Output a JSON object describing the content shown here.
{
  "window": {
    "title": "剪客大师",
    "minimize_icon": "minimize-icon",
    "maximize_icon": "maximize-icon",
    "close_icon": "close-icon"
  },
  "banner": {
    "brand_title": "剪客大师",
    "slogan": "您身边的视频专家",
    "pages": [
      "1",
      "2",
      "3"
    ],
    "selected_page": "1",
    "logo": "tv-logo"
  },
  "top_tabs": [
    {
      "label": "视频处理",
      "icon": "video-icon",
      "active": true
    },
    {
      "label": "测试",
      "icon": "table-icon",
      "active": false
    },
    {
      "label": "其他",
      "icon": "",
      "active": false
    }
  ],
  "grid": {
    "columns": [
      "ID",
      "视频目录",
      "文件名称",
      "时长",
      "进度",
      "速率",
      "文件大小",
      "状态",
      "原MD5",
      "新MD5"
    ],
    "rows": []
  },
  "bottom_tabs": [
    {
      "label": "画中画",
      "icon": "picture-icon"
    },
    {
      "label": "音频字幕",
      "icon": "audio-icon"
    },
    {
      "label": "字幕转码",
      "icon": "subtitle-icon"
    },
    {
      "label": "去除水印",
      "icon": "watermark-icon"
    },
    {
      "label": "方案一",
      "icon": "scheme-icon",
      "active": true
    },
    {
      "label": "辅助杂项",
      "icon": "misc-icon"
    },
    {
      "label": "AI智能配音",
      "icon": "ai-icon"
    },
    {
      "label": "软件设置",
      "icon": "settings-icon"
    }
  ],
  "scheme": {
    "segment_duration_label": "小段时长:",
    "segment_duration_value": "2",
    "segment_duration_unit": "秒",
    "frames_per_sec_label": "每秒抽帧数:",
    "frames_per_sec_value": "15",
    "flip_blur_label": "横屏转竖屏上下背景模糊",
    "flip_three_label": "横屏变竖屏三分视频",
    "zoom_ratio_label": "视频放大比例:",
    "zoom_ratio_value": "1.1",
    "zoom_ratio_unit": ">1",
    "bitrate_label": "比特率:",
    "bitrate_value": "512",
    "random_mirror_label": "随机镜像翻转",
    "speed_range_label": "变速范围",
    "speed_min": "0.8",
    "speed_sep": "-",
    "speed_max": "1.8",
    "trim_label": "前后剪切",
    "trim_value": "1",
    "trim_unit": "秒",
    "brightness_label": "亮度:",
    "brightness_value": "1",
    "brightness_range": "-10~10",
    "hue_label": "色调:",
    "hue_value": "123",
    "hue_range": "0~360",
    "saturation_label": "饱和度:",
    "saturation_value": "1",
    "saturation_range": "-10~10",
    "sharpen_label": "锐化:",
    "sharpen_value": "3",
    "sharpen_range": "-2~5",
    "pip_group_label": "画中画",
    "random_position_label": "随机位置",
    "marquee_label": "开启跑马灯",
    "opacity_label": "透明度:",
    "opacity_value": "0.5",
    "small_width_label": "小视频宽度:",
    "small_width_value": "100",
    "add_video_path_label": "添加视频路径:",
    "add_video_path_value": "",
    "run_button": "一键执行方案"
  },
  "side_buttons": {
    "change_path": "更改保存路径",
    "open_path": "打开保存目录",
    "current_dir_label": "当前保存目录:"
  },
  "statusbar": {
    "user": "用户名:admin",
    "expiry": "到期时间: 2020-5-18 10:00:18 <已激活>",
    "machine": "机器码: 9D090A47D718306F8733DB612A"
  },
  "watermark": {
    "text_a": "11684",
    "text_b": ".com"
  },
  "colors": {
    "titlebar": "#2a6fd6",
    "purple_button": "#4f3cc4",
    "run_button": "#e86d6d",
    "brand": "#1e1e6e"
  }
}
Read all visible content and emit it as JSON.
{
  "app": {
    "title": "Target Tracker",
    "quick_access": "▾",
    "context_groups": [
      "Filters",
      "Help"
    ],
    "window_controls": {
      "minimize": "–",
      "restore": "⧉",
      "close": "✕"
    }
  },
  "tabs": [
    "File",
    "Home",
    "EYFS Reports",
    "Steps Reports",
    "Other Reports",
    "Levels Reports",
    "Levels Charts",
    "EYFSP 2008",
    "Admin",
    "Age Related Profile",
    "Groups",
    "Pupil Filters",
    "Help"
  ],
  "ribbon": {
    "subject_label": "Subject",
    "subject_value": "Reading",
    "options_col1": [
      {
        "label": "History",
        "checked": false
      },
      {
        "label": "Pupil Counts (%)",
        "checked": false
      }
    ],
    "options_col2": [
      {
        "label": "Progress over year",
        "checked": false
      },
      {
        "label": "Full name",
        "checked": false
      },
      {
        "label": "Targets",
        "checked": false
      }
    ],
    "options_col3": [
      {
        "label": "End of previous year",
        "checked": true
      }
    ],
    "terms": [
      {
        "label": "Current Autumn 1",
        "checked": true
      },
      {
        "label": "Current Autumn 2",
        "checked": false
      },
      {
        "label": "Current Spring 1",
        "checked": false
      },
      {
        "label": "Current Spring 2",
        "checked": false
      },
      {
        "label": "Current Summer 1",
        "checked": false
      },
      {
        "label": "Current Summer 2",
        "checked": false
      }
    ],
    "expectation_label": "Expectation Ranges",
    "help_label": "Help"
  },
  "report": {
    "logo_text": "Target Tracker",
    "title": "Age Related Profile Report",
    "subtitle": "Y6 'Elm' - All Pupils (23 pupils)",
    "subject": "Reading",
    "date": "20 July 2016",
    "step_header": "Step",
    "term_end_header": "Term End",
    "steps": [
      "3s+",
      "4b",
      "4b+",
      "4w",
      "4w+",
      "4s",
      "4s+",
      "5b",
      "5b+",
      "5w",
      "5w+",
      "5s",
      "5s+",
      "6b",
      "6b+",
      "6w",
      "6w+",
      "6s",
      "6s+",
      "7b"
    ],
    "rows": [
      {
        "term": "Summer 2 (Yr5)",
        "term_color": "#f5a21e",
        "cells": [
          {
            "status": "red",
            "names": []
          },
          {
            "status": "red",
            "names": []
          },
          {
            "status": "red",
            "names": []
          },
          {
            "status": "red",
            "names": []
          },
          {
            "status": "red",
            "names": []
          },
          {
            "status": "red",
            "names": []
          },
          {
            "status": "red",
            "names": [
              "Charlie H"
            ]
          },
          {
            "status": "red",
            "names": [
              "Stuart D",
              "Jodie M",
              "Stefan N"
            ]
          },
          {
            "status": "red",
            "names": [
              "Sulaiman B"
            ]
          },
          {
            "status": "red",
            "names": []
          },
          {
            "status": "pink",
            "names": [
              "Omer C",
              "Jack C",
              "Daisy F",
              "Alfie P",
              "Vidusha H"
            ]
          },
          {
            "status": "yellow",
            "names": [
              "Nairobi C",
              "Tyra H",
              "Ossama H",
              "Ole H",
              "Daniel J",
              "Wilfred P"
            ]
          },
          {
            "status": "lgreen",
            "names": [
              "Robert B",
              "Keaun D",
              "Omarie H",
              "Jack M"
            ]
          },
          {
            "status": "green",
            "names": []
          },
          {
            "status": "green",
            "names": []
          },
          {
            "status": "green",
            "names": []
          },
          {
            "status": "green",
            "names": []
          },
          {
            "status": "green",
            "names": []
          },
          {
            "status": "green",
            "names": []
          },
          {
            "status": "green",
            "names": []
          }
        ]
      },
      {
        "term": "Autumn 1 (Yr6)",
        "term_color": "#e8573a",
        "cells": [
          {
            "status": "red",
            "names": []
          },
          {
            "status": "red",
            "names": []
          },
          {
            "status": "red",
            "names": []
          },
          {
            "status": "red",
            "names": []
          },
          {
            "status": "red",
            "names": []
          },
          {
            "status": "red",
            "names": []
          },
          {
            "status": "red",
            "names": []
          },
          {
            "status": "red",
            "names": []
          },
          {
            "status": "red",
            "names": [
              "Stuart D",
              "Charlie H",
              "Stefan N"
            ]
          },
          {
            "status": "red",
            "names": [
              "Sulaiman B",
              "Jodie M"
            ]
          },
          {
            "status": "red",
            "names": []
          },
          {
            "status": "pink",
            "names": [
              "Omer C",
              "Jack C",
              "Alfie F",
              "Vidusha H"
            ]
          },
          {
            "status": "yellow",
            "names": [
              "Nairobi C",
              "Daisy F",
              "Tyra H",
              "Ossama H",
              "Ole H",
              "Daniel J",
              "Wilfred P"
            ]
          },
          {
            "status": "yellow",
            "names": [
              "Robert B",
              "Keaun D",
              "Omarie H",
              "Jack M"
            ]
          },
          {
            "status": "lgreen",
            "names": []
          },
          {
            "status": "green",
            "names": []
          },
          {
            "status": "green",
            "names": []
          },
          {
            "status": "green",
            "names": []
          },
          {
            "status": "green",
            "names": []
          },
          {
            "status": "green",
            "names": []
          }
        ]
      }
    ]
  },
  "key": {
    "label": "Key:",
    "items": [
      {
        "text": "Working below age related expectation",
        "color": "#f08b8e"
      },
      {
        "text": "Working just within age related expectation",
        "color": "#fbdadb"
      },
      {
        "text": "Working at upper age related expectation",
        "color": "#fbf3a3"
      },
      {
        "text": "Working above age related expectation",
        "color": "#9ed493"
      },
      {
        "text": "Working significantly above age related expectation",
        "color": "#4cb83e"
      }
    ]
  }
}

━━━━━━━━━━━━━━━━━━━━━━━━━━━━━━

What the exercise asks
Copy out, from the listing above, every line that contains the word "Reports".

Answer to this exercise
    "EYFS Reports",
    "Steps Reports",
    "Other Reports",
    "Levels Reports",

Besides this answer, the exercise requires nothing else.